Individual investors in fact play a big role in iCapital’s view of its Asia-Pacific growth prospects. Hong Kong and Singapore are surging as wealth-management booking centers. iCapital commissioned research done by Boston Consulting Group that argues that individuals will make up 10 percent of all capital raised by private equity bunds by 2025.
That’s not yet the case today – particularly in Asia Pacific, where even institutions tend to have less than 10 percent of assets allocated to private and alternative investments. But the rate of growth in this region, particularly for wealthy people, is higher than in the US or Europe.
New structures for illiquids
How then does a platform like iCapital expect to capitalize on this growing wealth? How does it realize the vision of Asia’s rich people using a tech platform to access these asset classes?
Bizzozero says iCapital sees two tactics: product design, and asset class selection.
On product design, the platform is encouraging “semi-liquid” strategies. In private equity, a typical fund lasts for 10 years, sometimes 10 plus two. The first five years are for investing in portfolio companies; the last period is to harvest those investments.
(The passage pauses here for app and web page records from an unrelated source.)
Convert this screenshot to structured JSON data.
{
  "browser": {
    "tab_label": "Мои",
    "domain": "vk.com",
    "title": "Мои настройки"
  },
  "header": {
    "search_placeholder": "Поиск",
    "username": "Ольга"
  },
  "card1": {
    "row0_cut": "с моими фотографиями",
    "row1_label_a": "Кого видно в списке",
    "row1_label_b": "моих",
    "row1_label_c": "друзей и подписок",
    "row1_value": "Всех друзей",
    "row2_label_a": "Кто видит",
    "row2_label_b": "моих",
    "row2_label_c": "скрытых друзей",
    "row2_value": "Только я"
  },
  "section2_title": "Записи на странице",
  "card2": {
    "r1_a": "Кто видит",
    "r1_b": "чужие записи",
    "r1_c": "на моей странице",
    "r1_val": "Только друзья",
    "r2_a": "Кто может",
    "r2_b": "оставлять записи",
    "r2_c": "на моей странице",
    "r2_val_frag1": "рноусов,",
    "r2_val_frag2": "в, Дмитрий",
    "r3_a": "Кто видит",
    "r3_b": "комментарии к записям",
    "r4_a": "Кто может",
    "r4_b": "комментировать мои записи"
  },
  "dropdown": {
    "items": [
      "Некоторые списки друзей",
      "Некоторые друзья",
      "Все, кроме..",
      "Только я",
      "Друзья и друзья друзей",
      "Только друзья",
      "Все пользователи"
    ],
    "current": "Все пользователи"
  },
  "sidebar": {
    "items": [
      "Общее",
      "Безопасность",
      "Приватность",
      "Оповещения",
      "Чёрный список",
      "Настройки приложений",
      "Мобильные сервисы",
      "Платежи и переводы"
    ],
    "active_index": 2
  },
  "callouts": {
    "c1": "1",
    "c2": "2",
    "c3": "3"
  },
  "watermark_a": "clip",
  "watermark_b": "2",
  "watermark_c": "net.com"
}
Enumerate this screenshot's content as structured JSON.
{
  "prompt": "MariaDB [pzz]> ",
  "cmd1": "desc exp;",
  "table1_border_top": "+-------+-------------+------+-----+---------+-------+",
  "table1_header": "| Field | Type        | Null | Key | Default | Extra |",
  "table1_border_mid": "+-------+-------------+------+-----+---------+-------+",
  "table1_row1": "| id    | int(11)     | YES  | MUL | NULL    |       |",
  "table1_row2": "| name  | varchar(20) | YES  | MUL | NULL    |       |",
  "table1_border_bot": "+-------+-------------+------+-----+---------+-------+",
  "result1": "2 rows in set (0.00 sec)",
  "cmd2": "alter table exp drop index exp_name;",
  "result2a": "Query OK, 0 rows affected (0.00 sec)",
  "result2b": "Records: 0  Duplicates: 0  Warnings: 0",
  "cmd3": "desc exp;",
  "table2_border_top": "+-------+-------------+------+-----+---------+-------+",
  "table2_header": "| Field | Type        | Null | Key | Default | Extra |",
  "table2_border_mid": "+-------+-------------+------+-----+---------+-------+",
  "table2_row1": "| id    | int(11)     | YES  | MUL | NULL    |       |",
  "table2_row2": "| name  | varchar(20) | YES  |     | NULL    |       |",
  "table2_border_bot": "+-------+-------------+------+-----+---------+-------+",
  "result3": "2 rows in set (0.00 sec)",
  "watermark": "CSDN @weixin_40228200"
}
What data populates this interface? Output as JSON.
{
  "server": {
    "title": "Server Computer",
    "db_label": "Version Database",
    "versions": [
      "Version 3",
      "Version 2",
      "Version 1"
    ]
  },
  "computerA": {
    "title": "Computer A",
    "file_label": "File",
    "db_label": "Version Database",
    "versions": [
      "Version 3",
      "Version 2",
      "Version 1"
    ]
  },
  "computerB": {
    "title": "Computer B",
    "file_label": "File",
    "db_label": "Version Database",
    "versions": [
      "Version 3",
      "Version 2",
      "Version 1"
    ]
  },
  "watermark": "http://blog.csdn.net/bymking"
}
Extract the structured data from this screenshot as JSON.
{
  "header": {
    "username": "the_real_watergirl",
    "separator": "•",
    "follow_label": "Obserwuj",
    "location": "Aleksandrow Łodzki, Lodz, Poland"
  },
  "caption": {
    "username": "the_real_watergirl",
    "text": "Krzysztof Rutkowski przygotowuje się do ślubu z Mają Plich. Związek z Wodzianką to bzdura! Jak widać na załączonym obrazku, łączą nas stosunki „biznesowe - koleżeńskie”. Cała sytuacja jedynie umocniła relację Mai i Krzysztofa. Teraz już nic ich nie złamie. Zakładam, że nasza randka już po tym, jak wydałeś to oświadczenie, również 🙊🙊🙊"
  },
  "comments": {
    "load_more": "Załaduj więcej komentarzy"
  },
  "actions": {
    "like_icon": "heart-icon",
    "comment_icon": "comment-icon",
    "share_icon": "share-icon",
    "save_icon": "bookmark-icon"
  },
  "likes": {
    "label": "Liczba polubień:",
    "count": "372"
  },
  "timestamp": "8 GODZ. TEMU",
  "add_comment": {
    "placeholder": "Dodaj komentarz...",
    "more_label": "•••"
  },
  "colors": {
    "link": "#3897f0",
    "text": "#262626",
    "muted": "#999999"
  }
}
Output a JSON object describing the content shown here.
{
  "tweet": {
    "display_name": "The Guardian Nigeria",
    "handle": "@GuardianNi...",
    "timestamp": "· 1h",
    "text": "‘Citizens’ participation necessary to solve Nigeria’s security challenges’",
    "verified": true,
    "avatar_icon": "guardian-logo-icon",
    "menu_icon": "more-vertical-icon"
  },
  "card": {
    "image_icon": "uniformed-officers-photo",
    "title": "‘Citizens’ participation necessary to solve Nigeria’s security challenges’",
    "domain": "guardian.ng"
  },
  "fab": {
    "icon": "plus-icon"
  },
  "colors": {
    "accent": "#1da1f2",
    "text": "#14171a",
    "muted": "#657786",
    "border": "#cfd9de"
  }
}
PE and related portfolios in real estate and infrastructure are built to be long term and illiquid, and the final returns are meant to outperform public markets because they pay a premium for illiquidity. This suits pension funds, endowments, and other long-term investors, which often manage against long-term liabilities.
Rich people and family offices, however, do not necessarily want their money locked up for so long. They are not trying to match liabilities. Unlike institutional investors, which as a group are pretty similar and predictable, family money is idiosyncratic.
Therefore iCapital works with its asset managers to structure funds that allow for fast redemptions – annually, or quarterly, or even monthly.
Bizzozero says this structure seems to work better for individual investors: “Although we are seeing 10-year funds win assets in Asia, the semi-liquid strategies are gaining more traction.”
The other tactic is around asset class. Private debt – loans to private companies – is a booming but niche part of the private-markets sector. It provides income, a feature that Asian investors have typically favored. And loans are structured across a variety of tenors, making credit easier to package into semi-liquid funds.